• [PROBLEM REQUIREMENTS]:
Please give back every entry in full, word for word, but none of the pictures.
--- SUPPLIED DATA Enclosed Below ---
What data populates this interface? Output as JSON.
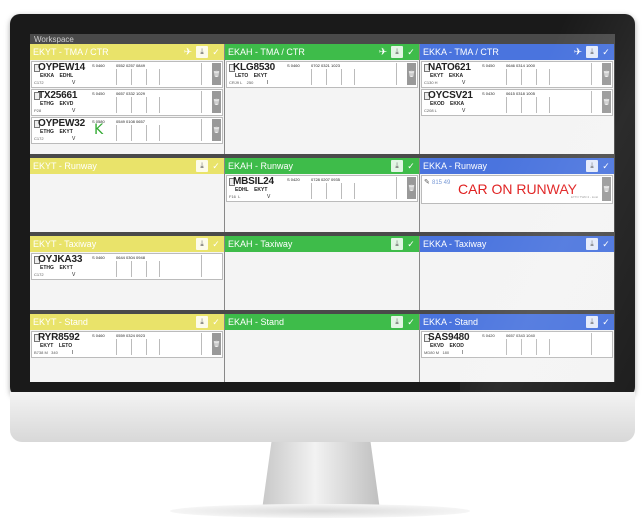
{
  "workspace_label": "Workspace",
  "colors": {
    "yellow": "#e9e36a",
    "green": "#3ebc4a",
    "blue": "#4a74de",
    "alert": "#e02020"
  },
  "icons": {
    "plane": "airplane-icon",
    "download": "download-icon",
    "check": "check-icon",
    "trash": "trash-icon"
  },
  "bays": {
    "ekyt_tma": {
      "title": "EKYT - TMA / CTR"
    },
    "ekah_tma": {
      "title": "EKAH - TMA / CTR"
    },
    "ekka_tma": {
      "title": "EKKA - TMA / CTR"
    },
    "ekyt_runway": {
      "title": "EKYT - Runway"
    },
    "ekah_runway": {
      "title": "EKAH - Runway"
    },
    "ekka_runway": {
      "title": "EKKA - Runway",
      "alert": "CAR ON RUNWAY",
      "note": "ETTO TWR-3 - local",
      "scribble": "815 49"
    },
    "ekyt_taxiway": {
      "title": "EKYT - Taxiway"
    },
    "ekah_taxiway": {
      "title": "EKAH - Taxiway"
    },
    "ekka_taxiway": {
      "title": "EKKA - Taxiway"
    },
    "ekyt_stand": {
      "title": "EKYT - Stand"
    },
    "ekah_stand": {
      "title": "EKAH - Stand"
    },
    "ekka_stand": {
      "title": "EKKA - Stand"
    }
  },
  "strips": {
    "oypew14": {
      "callsign": "OYPEW14",
      "route": "EKKA    EDHL",
      "sub": "C172",
      "code": "S 0460",
      "times": "0552 0257 0849",
      "v": "V"
    },
    "tx25661": {
      "callsign": "TX25661",
      "route": "ETHG    EKVD",
      "sub": "P28",
      "code": "S 0450",
      "times": "0657 0332 1029",
      "v": "V"
    },
    "oypew32": {
      "callsign": "OYPEW32",
      "route": "ETHG    EKYT",
      "sub": "C172",
      "code": "S 0580",
      "times": "0549 0108 0657",
      "v": "V",
      "mark": "K"
    },
    "klg8530": {
      "callsign": "KLG8530",
      "route": "LETO    EKYT",
      "sub": "CRJ9 L    250",
      "code": "S 0460",
      "times": "0702 0321 1023",
      "v": "I"
    },
    "nato621": {
      "callsign": "NATO621",
      "route": "EKYT    EKKA",
      "sub": "C130 H",
      "code": "S 0450",
      "times": "0646 0314 1000",
      "v": "V"
    },
    "oycsv21": {
      "callsign": "OYCSV21",
      "route": "EKOD    EKKA",
      "sub": "C208 L",
      "code": "S 0430",
      "times": "0615 0318 1005",
      "v": "V"
    },
    "mbsil24": {
      "callsign": "MBSIL24",
      "route": "EDHL    EKYT",
      "sub": "F16  L",
      "code": "S 0420",
      "times": "0728 0207 0935",
      "v": "V"
    },
    "oyjka33": {
      "callsign": "OYJKA33",
      "route": "ETHG    EKYT",
      "sub": "C172",
      "code": "S 0460",
      "times": "0644 0304 0948",
      "v": "V"
    },
    "ryr8592": {
      "callsign": "RYR8592",
      "route": "EKYT    LETO",
      "sub": "B738 M   340",
      "code": "S 0460",
      "times": "0559 0324 0923",
      "v": "I"
    },
    "sas9480": {
      "callsign": "SAS9480",
      "route": "EKVD    EKOD",
      "sub": "MD80 M   180",
      "code": "S 0420",
      "times": "0657 0343 1040",
      "v": "I"
    }
  }
}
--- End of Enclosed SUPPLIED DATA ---
• [TASK SOLUTION]:
What data populates this interface? Output as JSON.
{
  "workspace_label": "Workspace",
  "colors": {
    "yellow": "#e9e36a",
    "green": "#3ebc4a",
    "blue": "#4a74de",
    "alert": "#e02020"
  },
  "icons": {
    "plane": "airplane-icon",
    "download": "download-icon",
    "check": "check-icon",
    "trash": "trash-icon"
  },
  "bays": {
    "ekyt_tma": {
      "title": "EKYT - TMA / CTR"
    },
    "ekah_tma": {
      "title": "EKAH - TMA / CTR"
    },
    "ekka_tma": {
      "title": "EKKA - TMA / CTR"
    },
    "ekyt_runway": {
      "title": "EKYT - Runway"
    },
    "ekah_runway": {
      "title": "EKAH - Runway"
    },
    "ekka_runway": {
      "title": "EKKA - Runway",
      "alert": "CAR ON RUNWAY",
      "note": "ETTO TWR-3 - local",
      "scribble": "815 49"
    },
    "ekyt_taxiway": {
      "title": "EKYT - Taxiway"
    },
    "ekah_taxiway": {
      "title": "EKAH - Taxiway"
    },
    "ekka_taxiway": {
      "title": "EKKA - Taxiway"
    },
    "ekyt_stand": {
      "title": "EKYT - Stand"
    },
    "ekah_stand": {
      "title": "EKAH - Stand"
    },
    "ekka_stand": {
      "title": "EKKA - Stand"
    }
  },
  "strips": {
    "oypew14": {
      "callsign": "OYPEW14",
      "route": "EKKA    EDHL",
      "sub": "C172",
      "code": "S 0460",
      "times": "0552 0257 0849",
      "v": "V"
    },
    "tx25661": {
      "callsign": "TX25661",
      "route": "ETHG    EKVD",
      "sub": "P28",
      "code": "S 0450",
      "times": "0657 0332 1029",
      "v": "V"
    },
    "oypew32": {
      "callsign": "OYPEW32",
      "route": "ETHG    EKYT",
      "sub": "C172",
      "code": "S 0580",
      "times": "0549 0108 0657",
      "v": "V",
      "mark": "K"
    },
    "klg8530": {
      "callsign": "KLG8530",
      "route": "LETO    EKYT",
      "sub": "CRJ9 L    250",
      "code": "S 0460",
      "times": "0702 0321 1023",
      "v": "I"
    },
    "nato621": {
      "callsign": "NATO621",
      "route": "EKYT    EKKA",
      "sub": "C130 H",
      "code": "S 0450",
      "times": "0646 0314 1000",
      "v": "V"
    },
    "oycsv21": {
      "callsign": "OYCSV21",
      "route": "EKOD    EKKA",
      "sub": "C208 L",
      "code": "S 0430",
      "times": "0615 0318 1005",
      "v": "V"
    },
    "mbsil24": {
      "callsign": "MBSIL24",
      "route": "EDHL    EKYT",
      "sub": "F16  L",
      "code": "S 0420",
      "times": "0728 0207 0935",
      "v": "V"
    },
    "oyjka33": {
      "callsign": "OYJKA33",
      "route": "ETHG    EKYT",
      "sub": "C172",
      "code": "S 0460",
      "times": "0644 0304 0948",
      "v": "V"
    },
    "ryr8592": {
      "callsign": "RYR8592",
      "route": "EKYT    LETO",
      "sub": "B738 M   340",
      "code": "S 0460",
      "times": "0559 0324 0923",
      "v": "I"
    },
    "sas9480": {
      "callsign": "SAS9480",
      "route": "EKVD    EKOD",
      "sub": "MD80 M   180",
      "code": "S 0420",
      "times": "0657 0343 1040",
      "v": "I"
    }
  }
}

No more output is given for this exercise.